Lowering stress levels could potentially help your body’s immune system to fight off something that could be a factor in causing cancer.
How to Lower High-Stress Levels
Taking a supplement for stress reduction can be very helpful, especially one with adaptogens like Ashwagandha or Reishi.
Adaptogens can help soothe tired adrenals, and help your body adapt to stress.
Cutting Ties with Toxic People
Or, try seeing people who stress you out less often if you can’t cut ties with them.
Toxic people are people who add negativity, feelings of worthlessness, stress, and anxiety to your life.
Usually, these types of people blame others for things, are constantly complaining, and make you feel worse about things in your life than necessary.
Try talking to them, but if they can’t listen it may be time to walk away.

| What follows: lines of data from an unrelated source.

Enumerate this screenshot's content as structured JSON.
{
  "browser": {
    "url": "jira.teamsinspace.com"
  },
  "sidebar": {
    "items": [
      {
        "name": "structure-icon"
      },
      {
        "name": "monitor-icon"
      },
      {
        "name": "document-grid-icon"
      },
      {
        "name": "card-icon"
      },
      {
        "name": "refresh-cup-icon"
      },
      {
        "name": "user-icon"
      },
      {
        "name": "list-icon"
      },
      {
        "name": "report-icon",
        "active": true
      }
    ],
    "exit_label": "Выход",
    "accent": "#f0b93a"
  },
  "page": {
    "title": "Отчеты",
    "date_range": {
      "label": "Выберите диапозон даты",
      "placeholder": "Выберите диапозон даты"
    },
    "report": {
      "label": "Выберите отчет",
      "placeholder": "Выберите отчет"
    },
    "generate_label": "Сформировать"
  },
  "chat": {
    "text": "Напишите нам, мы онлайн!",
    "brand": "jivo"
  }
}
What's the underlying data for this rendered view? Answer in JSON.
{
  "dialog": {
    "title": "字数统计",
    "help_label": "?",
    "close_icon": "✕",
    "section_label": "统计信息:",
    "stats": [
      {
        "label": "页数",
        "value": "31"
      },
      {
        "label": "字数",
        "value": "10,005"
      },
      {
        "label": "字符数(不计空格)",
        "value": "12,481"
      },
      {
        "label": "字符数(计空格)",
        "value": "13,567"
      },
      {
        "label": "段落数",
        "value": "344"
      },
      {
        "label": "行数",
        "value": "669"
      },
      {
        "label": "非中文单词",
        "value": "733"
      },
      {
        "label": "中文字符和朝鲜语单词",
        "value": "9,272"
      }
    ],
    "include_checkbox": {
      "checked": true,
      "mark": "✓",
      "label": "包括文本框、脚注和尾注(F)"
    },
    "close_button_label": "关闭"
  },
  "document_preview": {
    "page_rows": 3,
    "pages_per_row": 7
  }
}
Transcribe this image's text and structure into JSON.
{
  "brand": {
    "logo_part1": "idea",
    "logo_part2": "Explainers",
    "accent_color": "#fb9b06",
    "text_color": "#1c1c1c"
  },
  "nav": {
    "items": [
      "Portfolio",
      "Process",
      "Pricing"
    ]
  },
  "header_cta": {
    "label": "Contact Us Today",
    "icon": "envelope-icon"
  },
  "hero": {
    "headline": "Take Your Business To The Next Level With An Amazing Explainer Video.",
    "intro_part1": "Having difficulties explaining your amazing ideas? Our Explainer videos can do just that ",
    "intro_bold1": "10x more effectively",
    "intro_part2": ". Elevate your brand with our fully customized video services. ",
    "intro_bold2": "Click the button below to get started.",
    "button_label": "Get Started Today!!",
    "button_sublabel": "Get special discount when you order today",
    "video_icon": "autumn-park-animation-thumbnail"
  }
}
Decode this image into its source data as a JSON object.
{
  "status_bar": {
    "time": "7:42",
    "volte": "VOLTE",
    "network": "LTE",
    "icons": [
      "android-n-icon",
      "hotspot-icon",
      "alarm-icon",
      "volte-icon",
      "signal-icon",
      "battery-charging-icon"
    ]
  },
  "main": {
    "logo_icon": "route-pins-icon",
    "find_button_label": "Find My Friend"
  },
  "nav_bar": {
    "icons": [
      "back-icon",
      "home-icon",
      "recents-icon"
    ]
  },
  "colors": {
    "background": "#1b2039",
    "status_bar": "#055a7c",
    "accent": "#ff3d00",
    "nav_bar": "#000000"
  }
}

Stress Management Activities (Yoga, Tai Chi, Meditation, Breathing Exercises)
Try finding an activity you can do to reduce stress.
I have found both yoga and Tai Chi very helpful for my own stress relief, as well as occasional meditation and guided breathing.
The movement in yoga and Tai Chi creates a harmony between mind and body that I haven’t felt with anything else.
Both of these exercises can help you improve your posture, balance, flexibility, as well as your strength, cognitive function, and mood.
Because of all of their benefits, Yoga and Tai Chi are wonderful solutions when relieving stress.
You can find Yoga and Tai Chi videos on YouTube that can help you practice relaxation and stress reduction, or check out Avocadu’s Yoga Fat Loss Bible for a step-by-step gentle yoga program perfect for any fitness level or size.
Going to Therapy
Sometimes you just need to talk to someone, and it can help if that person doesn’t know you or your friends and family.
Going to therapy is a good thing, and can help you figure out your own emotions.
I have close friends that have had great experiences with therapy and feel much better because of it.
Create a Nightly Self Care Routine
Creating an evening self-care routine may be something you’ve heard of before for stress reduction, and it really does work.
Our brains crave routine and structure, even type B personalities (like myself). It gives us control of something and makes one part of our day reliable.
Sometimes the stress in our lives comes from the unknown, so creating something safe and structured at the end of the night can really help quiet our minds.
If you need some ideas for creating a new routine, click here to read my list of 27 self-care ideas.
Taking Time Off
It’s easy to overwork ourselves, especially if we love our jobs.
Sometimes we are unaware of what is causing us to feel stressed, and it could be that we just need to rest and sleep it off.
Once you have started doing some of the things above (yoga, therapy, a supplement), you may still feel some stress.
These things should help you quite a bit, but taking some time off work could be the answer.
Long days on your feet, or sitting at a desk, can take a toll after a while.
Remember that you are a priority, and taking care of yourself mentally and physically is something you deserve.
About the Author
Leah Harris is a young mom, wife, and wellness blogger with a passion for supplements and fitness. She has worked with vitamins and supplements for 10 years and now writes about them on her blog a Natural Endeavor. She loves getting to share everything she has learned about nutrition, wellness, and healthy living with others.